[[ Provided entries open ]]
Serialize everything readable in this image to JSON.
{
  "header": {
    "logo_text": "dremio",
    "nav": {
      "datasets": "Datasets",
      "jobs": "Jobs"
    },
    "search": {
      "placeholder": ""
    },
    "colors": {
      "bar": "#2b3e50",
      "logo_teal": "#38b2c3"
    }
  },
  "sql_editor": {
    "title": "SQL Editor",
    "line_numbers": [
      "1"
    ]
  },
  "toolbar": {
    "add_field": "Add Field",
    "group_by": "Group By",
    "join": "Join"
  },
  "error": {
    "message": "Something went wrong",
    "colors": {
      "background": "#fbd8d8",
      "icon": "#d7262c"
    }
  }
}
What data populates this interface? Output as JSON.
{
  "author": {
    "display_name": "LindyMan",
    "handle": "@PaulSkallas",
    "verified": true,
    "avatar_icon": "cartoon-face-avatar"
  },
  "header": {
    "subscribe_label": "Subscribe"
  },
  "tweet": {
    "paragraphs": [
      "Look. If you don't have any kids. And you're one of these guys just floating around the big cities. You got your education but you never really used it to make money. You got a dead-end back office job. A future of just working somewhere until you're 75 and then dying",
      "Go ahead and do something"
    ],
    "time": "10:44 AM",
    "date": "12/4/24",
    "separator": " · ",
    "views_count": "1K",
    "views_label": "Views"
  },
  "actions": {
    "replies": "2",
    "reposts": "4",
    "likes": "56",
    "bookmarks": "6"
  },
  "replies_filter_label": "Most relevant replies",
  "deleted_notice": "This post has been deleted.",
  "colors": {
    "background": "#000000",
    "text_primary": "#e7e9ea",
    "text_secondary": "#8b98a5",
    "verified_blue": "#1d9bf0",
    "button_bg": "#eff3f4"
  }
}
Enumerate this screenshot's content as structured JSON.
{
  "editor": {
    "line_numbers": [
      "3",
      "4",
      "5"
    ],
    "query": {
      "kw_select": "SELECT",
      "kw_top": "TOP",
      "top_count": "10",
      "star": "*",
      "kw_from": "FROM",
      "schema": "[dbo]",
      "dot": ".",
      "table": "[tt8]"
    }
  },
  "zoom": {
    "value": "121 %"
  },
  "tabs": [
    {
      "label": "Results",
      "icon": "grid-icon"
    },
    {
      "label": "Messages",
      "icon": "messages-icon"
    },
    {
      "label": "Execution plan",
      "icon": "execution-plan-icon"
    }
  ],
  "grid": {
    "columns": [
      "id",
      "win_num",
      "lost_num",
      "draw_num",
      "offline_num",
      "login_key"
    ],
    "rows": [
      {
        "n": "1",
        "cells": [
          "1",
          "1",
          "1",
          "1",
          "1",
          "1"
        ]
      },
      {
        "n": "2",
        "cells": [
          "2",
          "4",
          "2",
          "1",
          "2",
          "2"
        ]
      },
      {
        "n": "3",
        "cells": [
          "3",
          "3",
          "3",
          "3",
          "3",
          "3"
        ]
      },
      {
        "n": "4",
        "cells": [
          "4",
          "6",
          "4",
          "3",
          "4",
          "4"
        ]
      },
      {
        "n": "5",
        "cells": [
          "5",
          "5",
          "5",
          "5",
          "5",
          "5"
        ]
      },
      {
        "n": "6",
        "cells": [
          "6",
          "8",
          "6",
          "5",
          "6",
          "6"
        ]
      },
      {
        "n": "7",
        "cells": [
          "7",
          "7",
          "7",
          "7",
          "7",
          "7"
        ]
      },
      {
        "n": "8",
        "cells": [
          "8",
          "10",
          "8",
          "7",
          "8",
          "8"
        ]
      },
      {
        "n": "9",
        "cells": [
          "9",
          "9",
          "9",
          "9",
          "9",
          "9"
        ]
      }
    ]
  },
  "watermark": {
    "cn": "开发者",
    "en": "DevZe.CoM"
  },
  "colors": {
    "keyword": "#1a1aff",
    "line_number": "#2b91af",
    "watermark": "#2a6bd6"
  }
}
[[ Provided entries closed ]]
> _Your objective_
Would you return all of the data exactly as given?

> _Exercise solution_
Serialize everything readable in this image to JSON.
{
  "header": {
    "logo_text": "dremio",
    "nav": {
      "datasets": "Datasets",
      "jobs": "Jobs"
    },
    "search": {
      "placeholder": ""
    },
    "colors": {
      "bar": "#2b3e50",
      "logo_teal": "#38b2c3"
    }
  },
  "sql_editor": {
    "title": "SQL Editor",
    "line_numbers": [
      "1"
    ]
  },
  "toolbar": {
    "add_field": "Add Field",
    "group_by": "Group By",
    "join": "Join"
  },
  "error": {
    "message": "Something went wrong",
    "colors": {
      "background": "#fbd8d8",
      "icon": "#d7262c"
    }
  }
}
What data populates this interface? Output as JSON.
{
  "author": {
    "display_name": "LindyMan",
    "handle": "@PaulSkallas",
    "verified": true,
    "avatar_icon": "cartoon-face-avatar"
  },
  "header": {
    "subscribe_label": "Subscribe"
  },
  "tweet": {
    "paragraphs": [
      "Look. If you don't have any kids. And you're one of these guys just floating around the big cities. You got your education but you never really used it to make money. You got a dead-end back office job. A future of just working somewhere until you're 75 and then dying",
      "Go ahead and do something"
    ],
    "time": "10:44 AM",
    "date": "12/4/24",
    "separator": " · ",
    "views_count": "1K",
    "views_label": "Views"
  },
  "actions": {
    "replies": "2",
    "reposts": "4",
    "likes": "56",
    "bookmarks": "6"
  },
  "replies_filter_label": "Most relevant replies",
  "deleted_notice": "This post has been deleted.",
  "colors": {
    "background": "#000000",
    "text_primary": "#e7e9ea",
    "text_secondary": "#8b98a5",
    "verified_blue": "#1d9bf0",
    "button_bg": "#eff3f4"
  }
}
Enumerate this screenshot's content as structured JSON.
{
  "editor": {
    "line_numbers": [
      "3",
      "4",
      "5"
    ],
    "query": {
      "kw_select": "SELECT",
      "kw_top": "TOP",
      "top_count": "10",
      "star": "*",
      "kw_from": "FROM",
      "schema": "[dbo]",
      "dot": ".",
      "table": "[tt8]"
    }
  },
  "zoom": {
    "value": "121 %"
  },
  "tabs": [
    {
      "label": "Results",
      "icon": "grid-icon"
    },
    {
      "label": "Messages",
      "icon": "messages-icon"
    },
    {
      "label": "Execution plan",
      "icon": "execution-plan-icon"
    }
  ],
  "grid": {
    "columns": [
      "id",
      "win_num",
      "lost_num",
      "draw_num",
      "offline_num",
      "login_key"
    ],
    "rows": [
      {
        "n": "1",
        "cells": [
          "1",
          "1",
          "1",
          "1",
          "1",
          "1"
        ]
      },
      {
        "n": "2",
        "cells": [
          "2",
          "4",
          "2",
          "1",
          "2",
          "2"
        ]
      },
      {
        "n": "3",
        "cells": [
          "3",
          "3",
          "3",
          "3",
          "3",
          "3"
        ]
      },
      {
        "n": "4",
        "cells": [
          "4",
          "6",
          "4",
          "3",
          "4",
          "4"
        ]
      },
      {
        "n": "5",
        "cells": [
          "5",
          "5",
          "5",
          "5",
          "5",
          "5"
        ]
      },
      {
        "n": "6",
        "cells": [
          "6",
          "8",
          "6",
          "5",
          "6",
          "6"
        ]
      },
      {
        "n": "7",
        "cells": [
          "7",
          "7",
          "7",
          "7",
          "7",
          "7"
        ]
      },
      {
        "n": "8",
        "cells": [
          "8",
          "10",
          "8",
          "7",
          "8",
          "8"
        ]
      },
      {
        "n": "9",
        "cells": [
          "9",
          "9",
          "9",
          "9",
          "9",
          "9"
        ]
      }
    ]
  },
  "watermark": {
    "cn": "开发者",
    "en": "DevZe.CoM"
  },
  "colors": {
    "keyword": "#1a1aff",
    "line_number": "#2b91af",
    "watermark": "#2a6bd6"
  }
}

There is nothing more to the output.